Sybil’s final 1920 film role (that we know of) was a small part in a Sennett two-reeler called Bungalow Troubles. Apparently, she appeared in no more films until she returned to Buster’s studio for The Boat (1921), filmed several months after the birth of little Jules. It’s been speculated that Buster was considering combining One Week and The Boat into a feature.
After The Boat, she made appearances in a few other Sennett films and in the Sunshine Comedies at Fox, where her husband was a screenwriter from 1919 until 1923. Fascinatingly, one of her Sunshine roles was in Please Be Careful (1922), which starred porkpie hat-wearing Keaton imitator Charles Dorety!
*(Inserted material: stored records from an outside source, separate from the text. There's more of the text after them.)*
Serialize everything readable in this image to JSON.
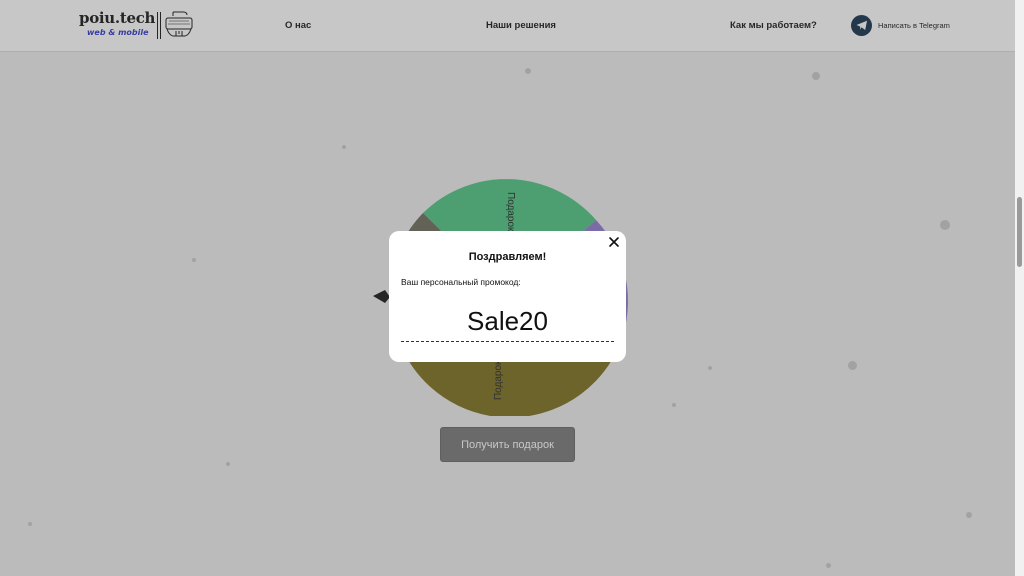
{
  "header": {
    "logo_text": "poiu.tech",
    "logo_subtitle": "web & mobile",
    "nav": [
      {
        "label": "О нас"
      },
      {
        "label": "Наши решения"
      },
      {
        "label": "Как мы работаем?"
      }
    ],
    "telegram": {
      "label": "Написать в Telegram",
      "icon": "telegram-icon"
    }
  },
  "wheel": {
    "segment_label": "Подарок",
    "segment_colors": [
      "#4cc482",
      "#8f79d1",
      "#7b6d1a",
      "#6a6a5a"
    ]
  },
  "gift_button": {
    "label": "Получить подарок"
  },
  "modal": {
    "title": "Поздравляем!",
    "label": "Ваш персональный промокод:",
    "promo_code": "Sale20",
    "close_icon": "close-icon"
  },
  "colors": {
    "brand_blue": "#2b35c9",
    "telegram_dark": "#0f2d4a",
    "overlay": "rgba(80,80,80,0.32)"
  }
}
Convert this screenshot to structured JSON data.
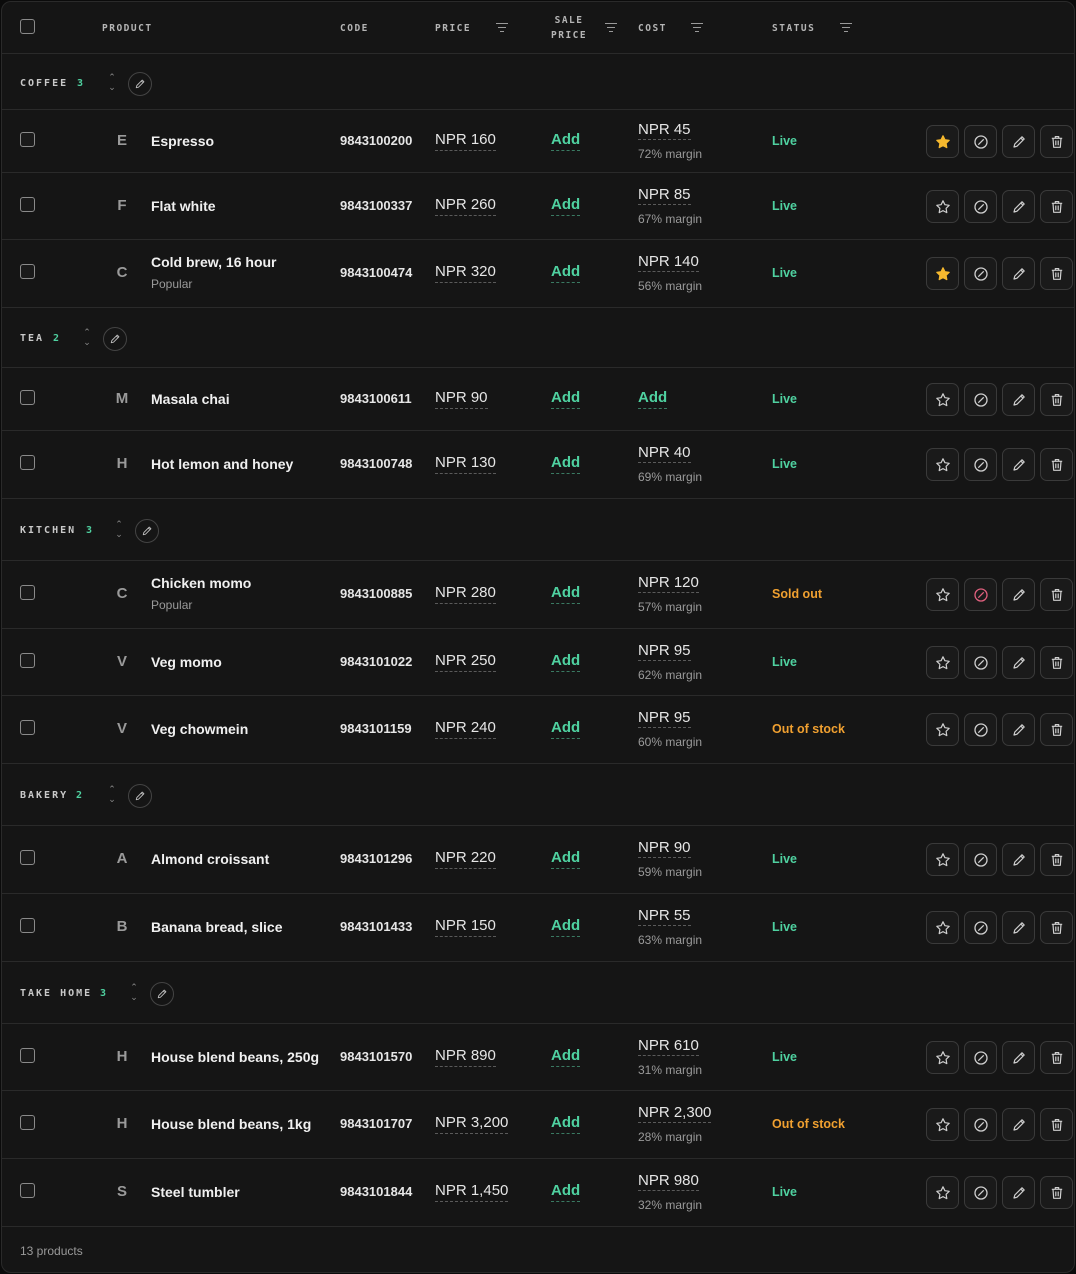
{
  "header": {
    "product": "PRODUCT",
    "code": "CODE",
    "price": "PRICE",
    "sale_price_l1": "SALE",
    "sale_price_l2": "PRICE",
    "cost": "COST",
    "status": "STATUS"
  },
  "groups": [
    {
      "name": "COFFEE",
      "count": "3"
    },
    {
      "name": "TEA",
      "count": "2"
    },
    {
      "name": "KITCHEN",
      "count": "3"
    },
    {
      "name": "BAKERY",
      "count": "2"
    },
    {
      "name": "TAKE HOME",
      "count": "3"
    }
  ],
  "rows": [
    {
      "initial": "E",
      "name": "Espresso",
      "sub": "",
      "code": "9843100200",
      "price": "NPR 160",
      "sale": "Add",
      "cost": "NPR 45",
      "margin": "72% margin",
      "status": "Live",
      "favorite": true
    },
    {
      "initial": "F",
      "name": "Flat white",
      "sub": "",
      "code": "9843100337",
      "price": "NPR 260",
      "sale": "Add",
      "cost": "NPR 85",
      "margin": "67% margin",
      "status": "Live",
      "favorite": false
    },
    {
      "initial": "C",
      "name": "Cold brew, 16 hour",
      "sub": "Popular",
      "code": "9843100474",
      "price": "NPR 320",
      "sale": "Add",
      "cost": "NPR 140",
      "margin": "56% margin",
      "status": "Live",
      "favorite": true
    },
    {
      "initial": "M",
      "name": "Masala chai",
      "sub": "",
      "code": "9843100611",
      "price": "NPR 90",
      "sale": "Add",
      "cost": "Add",
      "margin": "",
      "status": "Live",
      "favorite": false
    },
    {
      "initial": "H",
      "name": "Hot lemon and honey",
      "sub": "",
      "code": "9843100748",
      "price": "NPR 130",
      "sale": "Add",
      "cost": "NPR 40",
      "margin": "69% margin",
      "status": "Live",
      "favorite": false
    },
    {
      "initial": "C",
      "name": "Chicken momo",
      "sub": "Popular",
      "code": "9843100885",
      "price": "NPR 280",
      "sale": "Add",
      "cost": "NPR 120",
      "margin": "57% margin",
      "status": "Sold out",
      "favorite": false
    },
    {
      "initial": "V",
      "name": "Veg momo",
      "sub": "",
      "code": "9843101022",
      "price": "NPR 250",
      "sale": "Add",
      "cost": "NPR 95",
      "margin": "62% margin",
      "status": "Live",
      "favorite": false
    },
    {
      "initial": "V",
      "name": "Veg chowmein",
      "sub": "",
      "code": "9843101159",
      "price": "NPR 240",
      "sale": "Add",
      "cost": "NPR 95",
      "margin": "60% margin",
      "status": "Out of stock",
      "favorite": false
    },
    {
      "initial": "A",
      "name": "Almond croissant",
      "sub": "",
      "code": "9843101296",
      "price": "NPR 220",
      "sale": "Add",
      "cost": "NPR 90",
      "margin": "59% margin",
      "status": "Live",
      "favorite": false
    },
    {
      "initial": "B",
      "name": "Banana bread, slice",
      "sub": "",
      "code": "9843101433",
      "price": "NPR 150",
      "sale": "Add",
      "cost": "NPR 55",
      "margin": "63% margin",
      "status": "Live",
      "favorite": false
    },
    {
      "initial": "H",
      "name": "House blend beans, 250g",
      "sub": "",
      "code": "9843101570",
      "price": "NPR 890",
      "sale": "Add",
      "cost": "NPR 610",
      "margin": "31% margin",
      "status": "Live",
      "favorite": false
    },
    {
      "initial": "H",
      "name": "House blend beans, 1kg",
      "sub": "",
      "code": "9843101707",
      "price": "NPR 3,200",
      "sale": "Add",
      "cost": "NPR 2,300",
      "margin": "28% margin",
      "status": "Out of stock",
      "favorite": false
    },
    {
      "initial": "S",
      "name": "Steel tumbler",
      "sub": "",
      "code": "9843101844",
      "price": "NPR 1,450",
      "sale": "Add",
      "cost": "NPR 980",
      "margin": "32% margin",
      "status": "Live",
      "favorite": false
    }
  ],
  "colors": {
    "accent": "#4fd1a0",
    "warning": "#f0a030",
    "favorite": "#f5b82e",
    "danger": "#e0607e"
  },
  "footer": {
    "count": "13 products"
  }
}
But after her appearance in Buster’s The Frozen North, Sybil retired from the screen to raise Jules Jr. and devote herself to being a homemaker. From what we can learn, her son needed extra care and attention. He was apparently born with a mental disability, although details are unknown, beyond a couple of anecdotes claiming that the Furthmans moved to a “remote” area of Culver City after their son’s noise disturbed their neighbors.
“Remoteness” notwithstanding, by the 1930s the Furthmans were living in a beautiful home overlooking the Bel-Air Country Club golf course in Los Angeles, complete with an elegant curved staircase in the foyer and a swimming pool. Jules Sr. had quickly become one of America’s most famous screenwriters, respected for his ability to write for any genre. Their Bel-Air house is still there, by the way… and can be yours for a mere $7.8 million.
The Furthmans kept a cultured home. Jules amassed collections of ancient coins, fine art and rare books; the couple decorated their house with original works by Matisse, Picasso and Brancusi. Jules also cultivated orchids, eventually expanding his interest into the profitable Furthman Orchid Nursery, a network of seven greenhouses containing around 48,000 plants. (Interestingly enough, a scene in Furthman’s famous The Big Sleep would feature a greenhouse full of orchids.) Once Jules Jr. was a teen, he worked in the greenhouses for his father as an “apprentice nurseryman.”
Sybil herself was a member of the prestigious Bel-Air Garden Club, and would enter flowers in their annual garden shows (she won first prize for the most beautiful orchids in 1936). Both she and Jules were known to supply their flowers for decorations at friends’ events and send them to people as gifts. In fact, when she heard that The Buster Keaton Story was in production, Sybil congratulated Buster with a box of her orchids.
The Furthmans remained happily married until Jules’s death in 1966. He had suffered a stroke in Oxford, England while doing research on a 1603 book containing annotations he believed could’ve been written by Shakespeare. His body was brought home and buried in the Forest Lawn cemetery in Glendale.
Toward the end of her life Sybil lived with her sister Connie in another house in Culver City. On June 26th, 1984, she died at home of cardiac failure. She was buried next to Jules at Forest Lawn. Her marker reads “Beloved Wife and Mother” and “God Is My Life.”
Despite a relatively brief filmography, Sybil Seely has left an enduring impact on silent comedy. Buster was lucky to have found her. Her refreshing presence in his short films was an important factor in their excellence and still adds to their ability to captivate new audiences today. Even if she had only appeared in One Week, she would still be remembered.
Many thanks to Vicki Smith and Patricia Tobias of the International Buster Keaton Society for their invaluable assistance with this article! Many thanks also to the Irvin Department of Rare Books and Special Collections at the University of South Carolina Libraries, and the Margaret Herrick Library.
Original research © 2015 Silent-ology and Lea S.